**INSTRUCTIONS TO FOLLOW**
Tell how many lines in the data below include the word "Lead". The answer is the number only.

Segment Open

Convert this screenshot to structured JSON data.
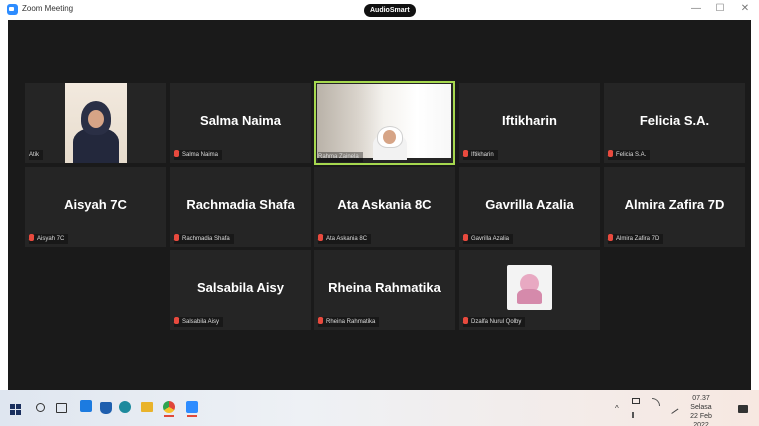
{
  "window": {
    "title": "Zoom Meeting",
    "center_badge": "AudioSmart",
    "controls": {
      "minimize": "—",
      "maximize": "☐",
      "close": "✕"
    }
  },
  "colors": {
    "meeting_bg": "#1a1a1a",
    "tile_bg": "#252525",
    "active_speaker_border": "#a6d84f",
    "muted_mic": "#e84a3e"
  },
  "tiles": {
    "atik": {
      "label": "Atik",
      "video": true,
      "muted": false
    },
    "salma": {
      "name": "Salma Naima",
      "label": "Salma Naima",
      "muted": true
    },
    "rahma": {
      "label": "Rahma Zainela",
      "video": true,
      "active_speaker": true,
      "muted": false
    },
    "iftikharin": {
      "name": "Iftikharin",
      "label": "Iftikharin",
      "muted": true
    },
    "felicia": {
      "name": "Felicia S.A.",
      "label": "Felicia S.A.",
      "muted": true
    },
    "aisyah": {
      "name": "Aisyah 7C",
      "label": "Aisyah 7C",
      "muted": true
    },
    "rachmadia": {
      "name": "Rachmadia Shafa",
      "label": "Rachmadia Shafa",
      "muted": true
    },
    "ata": {
      "name": "Ata Askania 8C",
      "label": "Ata Askania 8C",
      "muted": true
    },
    "gavrilla": {
      "name": "Gavrilla Azalia",
      "label": "Gavrilla Azalia",
      "muted": true
    },
    "almira": {
      "name": "Almira Zafira 7D",
      "label": "Almira Zafira 7D",
      "muted": true
    },
    "salsabila": {
      "name": "Salsabila Aisy",
      "label": "Salsabila Aisy",
      "muted": true
    },
    "rheina": {
      "name": "Rheina Rahmatika",
      "label": "Rheina Rahmatika",
      "muted": true
    },
    "dzalfa": {
      "label": "Dzalfa Nurul Qolby",
      "avatar_image": true,
      "muted": true
    }
  },
  "taskbar": {
    "pinned_icons": [
      "windows-start-icon",
      "search-icon",
      "task-view-icon",
      "app-l-icon",
      "mail-icon",
      "edge-icon",
      "folder-icon",
      "chrome-icon",
      "zoom-icon"
    ],
    "tray_chevron": "^",
    "clock": {
      "time": "07.37",
      "day": "Selasa",
      "date": "22 Feb 2022"
    }
  }
}
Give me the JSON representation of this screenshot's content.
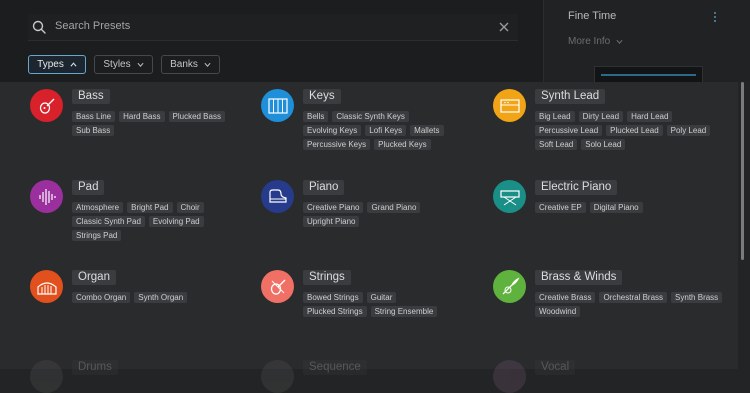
{
  "search": {
    "placeholder": "Search Presets"
  },
  "filters": [
    {
      "label": "Types",
      "active": true
    },
    {
      "label": "Styles",
      "active": false
    },
    {
      "label": "Banks",
      "active": false
    }
  ],
  "right_panel": {
    "title": "Fine Time",
    "more_info": "More Info"
  },
  "categories": [
    {
      "name": "Bass",
      "color": "#d8212a",
      "icon": "bass-guitar-icon",
      "tags": [
        "Bass Line",
        "Hard Bass",
        "Plucked Bass",
        "Sub Bass"
      ]
    },
    {
      "name": "Keys",
      "color": "#1e8fd8",
      "icon": "keyboard-icon",
      "tags": [
        "Bells",
        "Classic Synth Keys",
        "Evolving Keys",
        "Lofi Keys",
        "Mallets",
        "Percussive Keys",
        "Plucked Keys"
      ]
    },
    {
      "name": "Synth Lead",
      "color": "#f0a416",
      "icon": "synth-icon",
      "tags": [
        "Big Lead",
        "Dirty Lead",
        "Hard Lead",
        "Percussive Lead",
        "Plucked Lead",
        "Poly Lead",
        "Soft Lead",
        "Solo Lead"
      ]
    },
    {
      "name": "Pad",
      "color": "#9b2f9e",
      "icon": "waveform-icon",
      "tags": [
        "Atmosphere",
        "Bright Pad",
        "Choir",
        "Classic Synth Pad",
        "Evolving Pad",
        "Strings Pad"
      ]
    },
    {
      "name": "Piano",
      "color": "#263b8c",
      "icon": "grand-piano-icon",
      "tags": [
        "Creative Piano",
        "Grand Piano",
        "Upright Piano"
      ]
    },
    {
      "name": "Electric Piano",
      "color": "#1a8f88",
      "icon": "electric-piano-icon",
      "tags": [
        "Creative EP",
        "Digital Piano"
      ]
    },
    {
      "name": "Organ",
      "color": "#e2511d",
      "icon": "organ-icon",
      "tags": [
        "Combo Organ",
        "Synth Organ"
      ]
    },
    {
      "name": "Strings",
      "color": "#f07066",
      "icon": "violin-icon",
      "tags": [
        "Bowed Strings",
        "Guitar",
        "Plucked Strings",
        "String Ensemble"
      ]
    },
    {
      "name": "Brass & Winds",
      "color": "#5fb23e",
      "icon": "trumpet-icon",
      "tags": [
        "Creative Brass",
        "Orchestral Brass",
        "Synth Brass",
        "Woodwind"
      ]
    },
    {
      "name": "Drums",
      "color": "#3a3a3c",
      "icon": "drum-icon",
      "tags": []
    },
    {
      "name": "Sequence",
      "color": "#3a3a3c",
      "icon": "sequence-icon",
      "tags": []
    },
    {
      "name": "Vocal",
      "color": "#4a3a4a",
      "icon": "vocal-icon",
      "tags": []
    }
  ]
}
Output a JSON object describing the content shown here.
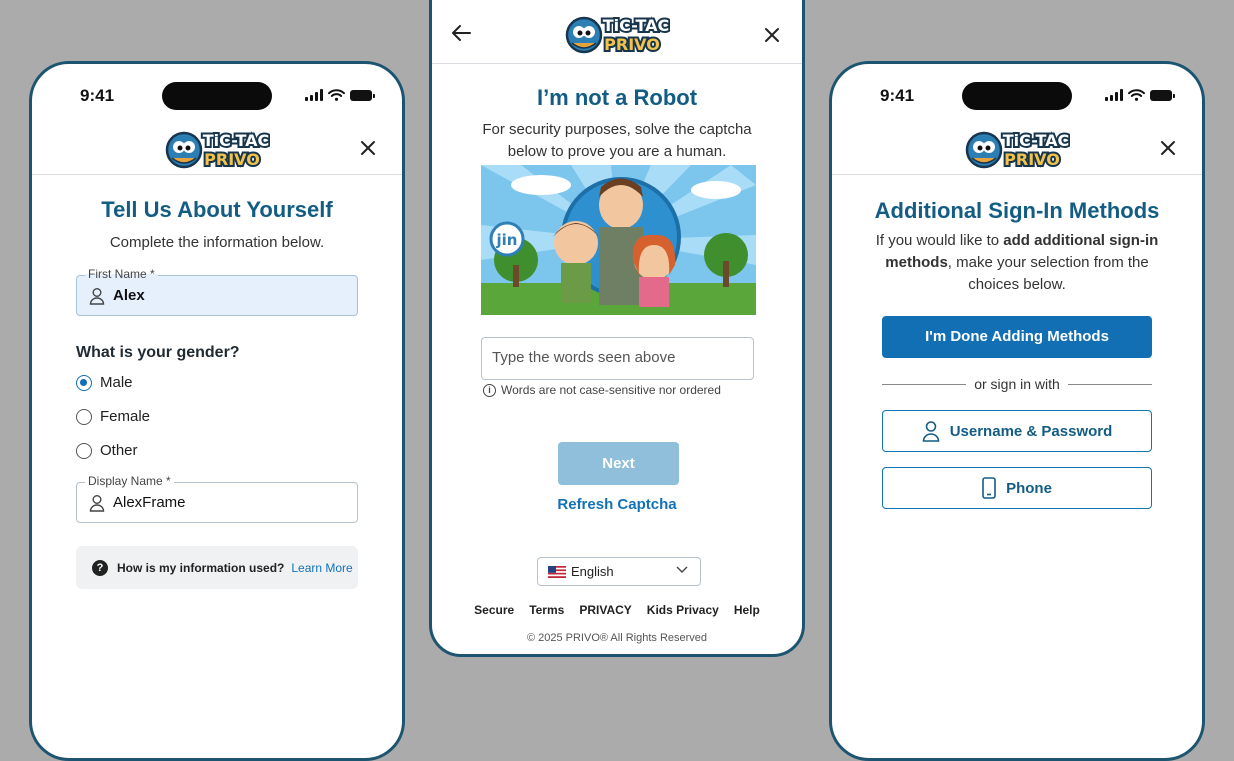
{
  "logo": {
    "line1": "TiC-TAC",
    "line2": "PRIVO"
  },
  "left": {
    "status_time": "9:41",
    "title": "Tell Us About Yourself",
    "subtitle": "Complete the information below.",
    "first_name": {
      "label": "First Name *",
      "value": "Alex"
    },
    "gender_question": "What is your gender?",
    "gender_options": [
      {
        "label": "Male",
        "selected": true
      },
      {
        "label": "Female",
        "selected": false
      },
      {
        "label": "Other",
        "selected": false
      }
    ],
    "display_name": {
      "label": "Display Name *",
      "value": "AlexFrame"
    },
    "info": {
      "text": "How is my information used?",
      "link": "Learn More"
    }
  },
  "middle": {
    "title": "I’m not a Robot",
    "subtitle": "For security purposes, solve the captcha below to prove you are a human.",
    "captcha_badge": "jin",
    "input_placeholder": "Type the words seen above",
    "hint": "Words are not case-sensitive nor ordered",
    "next_label": "Next",
    "refresh_label": "Refresh Captcha",
    "language": "English",
    "footer_links": [
      "Secure",
      "Terms",
      "PRIVACY",
      "Kids Privacy",
      "Help"
    ],
    "copyright": "© 2025 PRIVO® All Rights Reserved"
  },
  "right": {
    "status_time": "9:41",
    "title": "Additional Sign-In Methods",
    "subtitle_pre": "If you would like to ",
    "subtitle_bold": "add additional sign-in methods",
    "subtitle_post": ", make your selection from the choices below.",
    "done_label": "I'm Done Adding Methods",
    "divider_text": "or sign in with",
    "username_label": "Username & Password",
    "phone_label": "Phone"
  },
  "colors": {
    "accent": "#126fb3",
    "title": "#135d84",
    "background": "#ababab",
    "next_disabled": "#8fbfdb"
  }
}
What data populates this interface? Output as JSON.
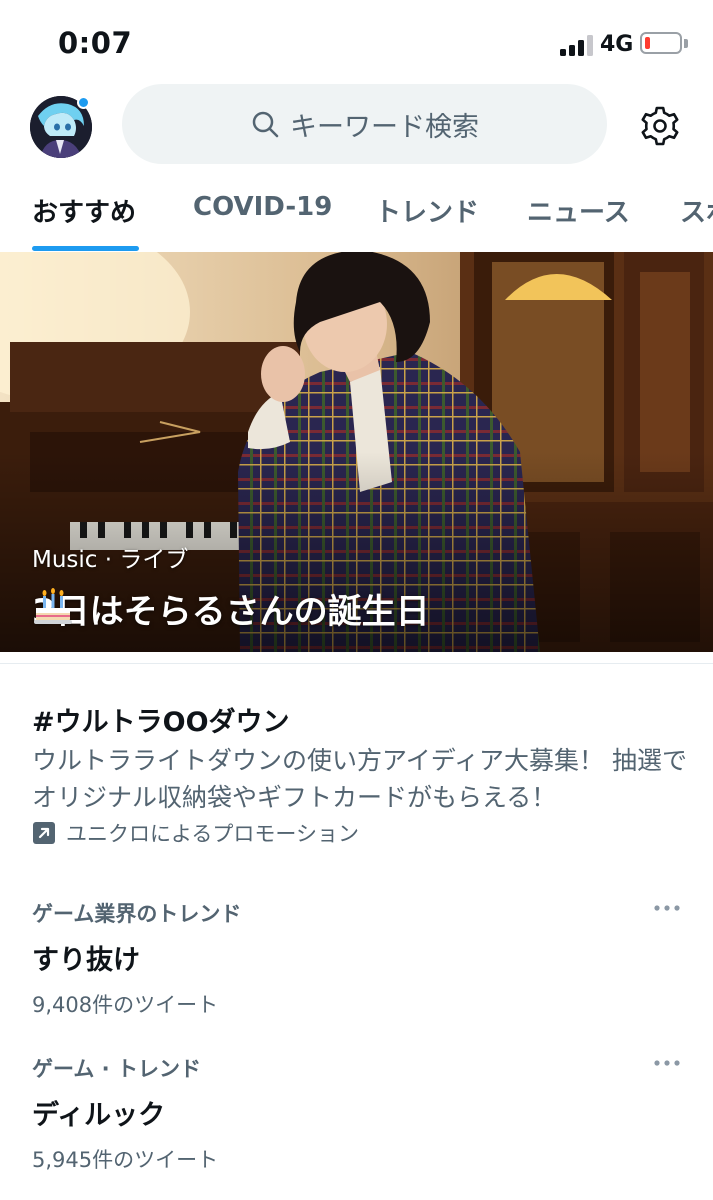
{
  "status_bar": {
    "time": "0:07",
    "network": "4G",
    "battery_level": 0.15,
    "signal_bars_active": 3,
    "signal_bars_total": 4
  },
  "header": {
    "search_placeholder": "キーワード検索",
    "accent_color": "#1d9bf0"
  },
  "tabs": [
    {
      "label": "おすすめ",
      "active": true
    },
    {
      "label": "COVID-19",
      "active": false
    },
    {
      "label": "トレンド",
      "active": false
    },
    {
      "label": "ニュース",
      "active": false
    },
    {
      "label": "スポ",
      "active": false
    }
  ],
  "hero": {
    "category": "Music · ライブ",
    "title": "3日はそらるさんの誕生日",
    "emoji_icon": "birthday-cake-icon"
  },
  "promoted": {
    "title": "#ウルトラOOダウン",
    "description": "ウルトラライトダウンの使い方アイディア大募集！ 抽選でオリジナル収納袋やギフトカードがもらえる！",
    "promoted_by": "ユニクロによるプロモーション"
  },
  "trends": [
    {
      "context": "ゲーム業界のトレンド",
      "name": "すり抜け",
      "count": "9,408件のツイート"
    },
    {
      "context": "ゲーム · トレンド",
      "name": "ディルック",
      "count": "5,945件のツイート"
    }
  ]
}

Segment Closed

**WRITTEN RESPONSE**
9